Tag Archives: chayote
Chayote never met a fence it did not like or could not cover. The longest vines are well over 10 ft long. It’s amazing to believe it all started from one chayote fruit planted in early spring.
Approximately six months later we are now harvesting the beginning of what appears to be a huge harvest. We just need to be careful not to allow the fruit to grow through the fence.
Chayote is in the Cucurbitaceae family aka squash family which means seperate male and female flowers. The female flower is easily distinguishable by the baby fruit (ovary) sitting at the base waiting to be pollinated.

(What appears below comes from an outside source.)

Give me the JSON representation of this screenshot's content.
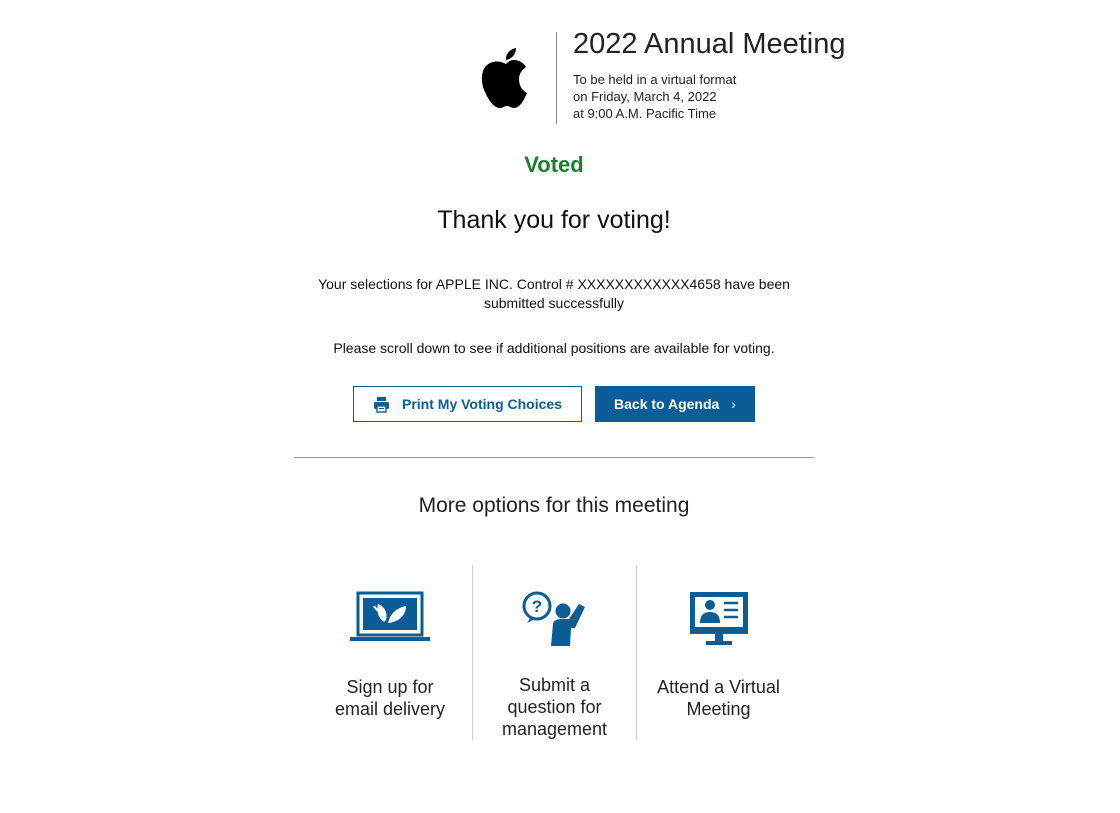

The harvest will last approximately 2-3 months depending on the weather, after which the plant will die back. At that point we will prune aggressively for the winter and allow this perennial to resume its growth the following spring.

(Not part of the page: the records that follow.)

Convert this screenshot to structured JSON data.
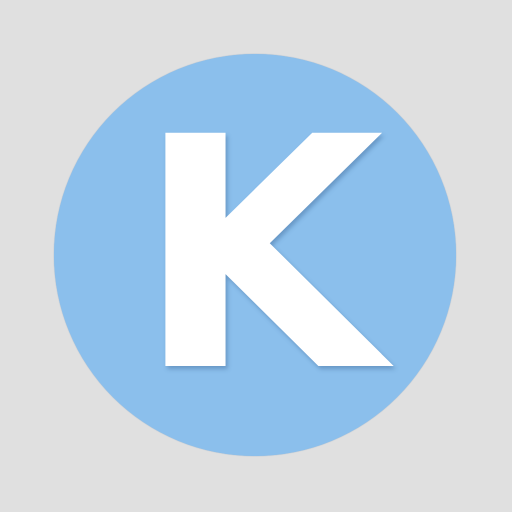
{
  "avatar": {
    "letter": "K",
    "background_color": "#8bbfec",
    "letter_color": "#ffffff"
  },
  "page": {
    "background_color": "#e0e0e0"
  }
}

Chayote (pronounced: chah-YOH-teh) is in the Cucurbitaceae family, same as melons, cucumber, gourds, and squash. Its fruit can be eaten raw or cooked and the leaves and shoots are edible as well.

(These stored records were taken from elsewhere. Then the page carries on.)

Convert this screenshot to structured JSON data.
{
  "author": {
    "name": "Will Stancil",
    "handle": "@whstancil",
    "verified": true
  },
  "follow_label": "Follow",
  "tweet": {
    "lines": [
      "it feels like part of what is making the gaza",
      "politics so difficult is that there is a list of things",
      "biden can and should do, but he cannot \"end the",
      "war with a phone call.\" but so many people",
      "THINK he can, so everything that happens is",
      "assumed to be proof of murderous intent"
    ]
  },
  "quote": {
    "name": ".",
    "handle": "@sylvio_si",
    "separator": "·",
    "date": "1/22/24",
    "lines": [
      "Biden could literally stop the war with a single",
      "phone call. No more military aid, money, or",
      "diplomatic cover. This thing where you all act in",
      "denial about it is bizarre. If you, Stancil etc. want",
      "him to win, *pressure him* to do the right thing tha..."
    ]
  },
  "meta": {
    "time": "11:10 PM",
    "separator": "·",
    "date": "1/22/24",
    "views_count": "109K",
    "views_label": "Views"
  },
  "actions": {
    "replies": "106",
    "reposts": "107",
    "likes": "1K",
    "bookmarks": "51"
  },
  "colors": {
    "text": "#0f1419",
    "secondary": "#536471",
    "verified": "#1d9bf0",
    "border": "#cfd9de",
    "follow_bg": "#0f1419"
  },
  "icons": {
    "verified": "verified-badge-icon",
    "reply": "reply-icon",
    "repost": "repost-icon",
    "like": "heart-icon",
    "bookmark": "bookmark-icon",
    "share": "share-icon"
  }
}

Here in Southern California it grows as a perennial. It has a vigorous vine that can grow to 30 ft making it perfect for chained link fences or some other form of trellis
To grow chayote in your garden the first thing you want to do is go to the market and purchase a few. Here in Los Angeles they can be found at many Hispanic markets (chayotes are native to Mexico). Leave them in a warm sunny place like a windowsill or countertop and wait for the seed to germinate, which can take approximately 4 weeks.
Once the stem appears, which will be from the larger fat end, plant it in a container (or in the ground) covering the entire fruit.
For more information see Chayote (Sechium edule) from hort.purdue.edu
For Chayote recipes see this nice collection from cdkitchen.com